5) Premium Rip Off: Like I said earlier, the original Class Pass pitch to studios was they would expose our facility to new clients who can only come in via Class Pass 3x per month. Then they launched the “Premium” option, allowing Class Pass users to buy discounted classes to your studio once they hit their monthly limit. At first “Premium” was optional for studios, then I was told if you’re gonna be on Class Pass it’s mandatory. There was nothing I could have done. Their original pitch was no longer valid, the one thing we were banking on was stripped away.
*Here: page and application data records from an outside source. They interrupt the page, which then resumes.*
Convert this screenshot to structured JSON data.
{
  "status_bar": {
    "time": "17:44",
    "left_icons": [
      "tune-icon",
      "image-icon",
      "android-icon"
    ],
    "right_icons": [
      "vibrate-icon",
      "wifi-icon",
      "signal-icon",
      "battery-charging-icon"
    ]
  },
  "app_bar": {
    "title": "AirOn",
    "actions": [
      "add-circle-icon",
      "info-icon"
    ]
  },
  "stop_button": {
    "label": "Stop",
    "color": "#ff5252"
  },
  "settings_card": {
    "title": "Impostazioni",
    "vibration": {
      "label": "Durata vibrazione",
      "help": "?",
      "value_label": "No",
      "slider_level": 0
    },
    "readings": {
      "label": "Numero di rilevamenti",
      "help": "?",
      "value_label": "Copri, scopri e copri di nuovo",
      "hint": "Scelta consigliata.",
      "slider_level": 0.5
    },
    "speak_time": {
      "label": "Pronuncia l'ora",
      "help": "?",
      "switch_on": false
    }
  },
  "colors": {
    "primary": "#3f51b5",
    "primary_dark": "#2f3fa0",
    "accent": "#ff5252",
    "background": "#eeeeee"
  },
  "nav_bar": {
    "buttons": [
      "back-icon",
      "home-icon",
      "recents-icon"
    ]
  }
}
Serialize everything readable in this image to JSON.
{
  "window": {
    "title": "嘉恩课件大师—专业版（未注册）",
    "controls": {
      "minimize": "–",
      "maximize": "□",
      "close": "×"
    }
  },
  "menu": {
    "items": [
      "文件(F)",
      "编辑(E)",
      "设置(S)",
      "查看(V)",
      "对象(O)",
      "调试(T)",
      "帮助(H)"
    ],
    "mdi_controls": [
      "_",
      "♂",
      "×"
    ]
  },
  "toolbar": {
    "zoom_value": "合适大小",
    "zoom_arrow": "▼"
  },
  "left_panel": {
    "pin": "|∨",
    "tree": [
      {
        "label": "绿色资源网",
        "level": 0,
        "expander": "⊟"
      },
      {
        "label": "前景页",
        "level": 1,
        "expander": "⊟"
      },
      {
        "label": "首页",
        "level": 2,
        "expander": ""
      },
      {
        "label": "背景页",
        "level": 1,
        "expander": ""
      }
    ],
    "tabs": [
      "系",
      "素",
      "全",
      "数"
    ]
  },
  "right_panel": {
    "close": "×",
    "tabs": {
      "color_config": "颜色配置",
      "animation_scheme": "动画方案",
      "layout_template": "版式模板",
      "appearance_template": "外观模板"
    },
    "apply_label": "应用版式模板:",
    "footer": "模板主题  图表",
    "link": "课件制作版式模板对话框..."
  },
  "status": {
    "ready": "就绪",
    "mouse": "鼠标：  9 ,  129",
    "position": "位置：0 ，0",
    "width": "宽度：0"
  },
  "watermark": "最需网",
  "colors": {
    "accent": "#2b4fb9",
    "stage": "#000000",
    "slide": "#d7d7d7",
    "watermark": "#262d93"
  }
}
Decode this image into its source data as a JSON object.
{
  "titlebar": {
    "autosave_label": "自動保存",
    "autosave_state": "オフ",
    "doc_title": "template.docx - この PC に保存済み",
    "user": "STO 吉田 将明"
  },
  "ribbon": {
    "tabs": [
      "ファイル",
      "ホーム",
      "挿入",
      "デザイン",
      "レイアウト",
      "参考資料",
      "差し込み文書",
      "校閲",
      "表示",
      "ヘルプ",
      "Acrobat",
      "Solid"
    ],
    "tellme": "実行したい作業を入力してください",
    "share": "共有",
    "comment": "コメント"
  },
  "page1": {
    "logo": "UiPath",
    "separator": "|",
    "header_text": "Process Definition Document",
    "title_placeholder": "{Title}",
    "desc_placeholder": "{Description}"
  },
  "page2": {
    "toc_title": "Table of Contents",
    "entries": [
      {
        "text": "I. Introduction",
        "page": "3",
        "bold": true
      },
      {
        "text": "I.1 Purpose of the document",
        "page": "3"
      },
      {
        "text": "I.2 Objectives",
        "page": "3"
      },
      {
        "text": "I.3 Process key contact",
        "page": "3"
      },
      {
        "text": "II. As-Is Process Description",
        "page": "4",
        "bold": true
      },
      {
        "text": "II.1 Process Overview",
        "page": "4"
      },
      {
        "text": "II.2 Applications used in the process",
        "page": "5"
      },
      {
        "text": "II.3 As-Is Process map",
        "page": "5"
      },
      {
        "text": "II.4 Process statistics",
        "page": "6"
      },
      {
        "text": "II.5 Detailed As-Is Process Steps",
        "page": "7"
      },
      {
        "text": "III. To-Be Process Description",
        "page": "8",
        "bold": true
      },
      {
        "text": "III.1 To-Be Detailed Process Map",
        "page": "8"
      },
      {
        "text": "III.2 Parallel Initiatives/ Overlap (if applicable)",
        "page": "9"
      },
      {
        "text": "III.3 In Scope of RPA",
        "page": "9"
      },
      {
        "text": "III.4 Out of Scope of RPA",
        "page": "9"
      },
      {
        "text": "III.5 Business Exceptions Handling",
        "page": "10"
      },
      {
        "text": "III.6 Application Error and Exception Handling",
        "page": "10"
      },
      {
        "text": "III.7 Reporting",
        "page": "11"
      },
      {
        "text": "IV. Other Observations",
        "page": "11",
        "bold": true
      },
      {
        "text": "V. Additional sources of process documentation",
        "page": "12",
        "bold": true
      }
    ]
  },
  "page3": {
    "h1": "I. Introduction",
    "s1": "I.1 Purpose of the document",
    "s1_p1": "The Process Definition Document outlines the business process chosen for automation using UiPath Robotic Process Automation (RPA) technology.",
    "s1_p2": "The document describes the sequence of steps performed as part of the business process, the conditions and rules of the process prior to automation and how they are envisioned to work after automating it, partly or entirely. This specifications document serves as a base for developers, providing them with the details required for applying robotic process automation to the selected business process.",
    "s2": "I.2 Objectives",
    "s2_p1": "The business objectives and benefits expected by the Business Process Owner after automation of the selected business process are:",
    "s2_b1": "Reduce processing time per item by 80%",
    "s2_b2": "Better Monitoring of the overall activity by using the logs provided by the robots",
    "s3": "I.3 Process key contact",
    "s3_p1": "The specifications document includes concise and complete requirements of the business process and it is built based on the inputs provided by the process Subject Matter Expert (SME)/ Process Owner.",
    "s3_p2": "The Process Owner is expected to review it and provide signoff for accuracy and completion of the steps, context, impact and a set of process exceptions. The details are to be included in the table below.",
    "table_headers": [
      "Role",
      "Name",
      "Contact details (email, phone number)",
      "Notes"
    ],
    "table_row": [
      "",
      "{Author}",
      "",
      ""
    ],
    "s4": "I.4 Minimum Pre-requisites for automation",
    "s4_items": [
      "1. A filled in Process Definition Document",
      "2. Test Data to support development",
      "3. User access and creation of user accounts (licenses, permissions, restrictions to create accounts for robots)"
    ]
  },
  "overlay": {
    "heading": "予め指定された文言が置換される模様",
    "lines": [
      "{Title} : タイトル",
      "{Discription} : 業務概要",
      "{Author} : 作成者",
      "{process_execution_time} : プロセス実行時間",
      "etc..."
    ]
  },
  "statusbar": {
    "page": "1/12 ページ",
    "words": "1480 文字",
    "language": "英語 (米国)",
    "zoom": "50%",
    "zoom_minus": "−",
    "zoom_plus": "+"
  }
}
6) Class Pass Labor: I have custom-built software because my business isn’t a basic bitch. That being said, managing Class Pass users with our interface has been challenging. I’ve spent tons of money on my custom software, but still had to manage the Class Pass software and copy and paste names into my software for EVERY class. As much as I pleaded for a way too link our softwares and letting them know I have my own software team, I wasn’t a big enough fish for them to be bothered. Cool, I got you bro.
7) The Rise of the SHITTY Gym: Competition is good for business, keeps us on our toes and makes me focus. However, the Class Pass era heralded a surge of new shitty fitness companies. You know what I’m talking about, the ones in the crappy space they rent hourly. These businesses mainly survive on Class Pass revenue, and would have never survived before Class Pass. There was a rise of unnecessary competition that lowered fitness standards, and I no longer want to be on the same platform with joe shmoe fitness who doesn’t really care about their product, and is only in it for the money.
8) Wear and Tear: If 20% of Class Pass sessions were converted to normal pricing, I would break even with a fraction of the hassle. So instead of having 1,000 signups, I prefer to have 200 signups at a higher price-point because the payout is just a tad less, but expenses go down because of lower towel usage, less locker room clutter, less stress on instructors and overall less wear and tear on the gym. Also, it’s better for my sanity.
I don’t want to say all bad things about Class Pass, their studio management team was always nice to me. My beef isn’t with the good people who work there. It’s just, after a certain point, you have to know your worth. WTF is more than just another boutique studio. For our members, we are a second home.
Grumpy Business Owner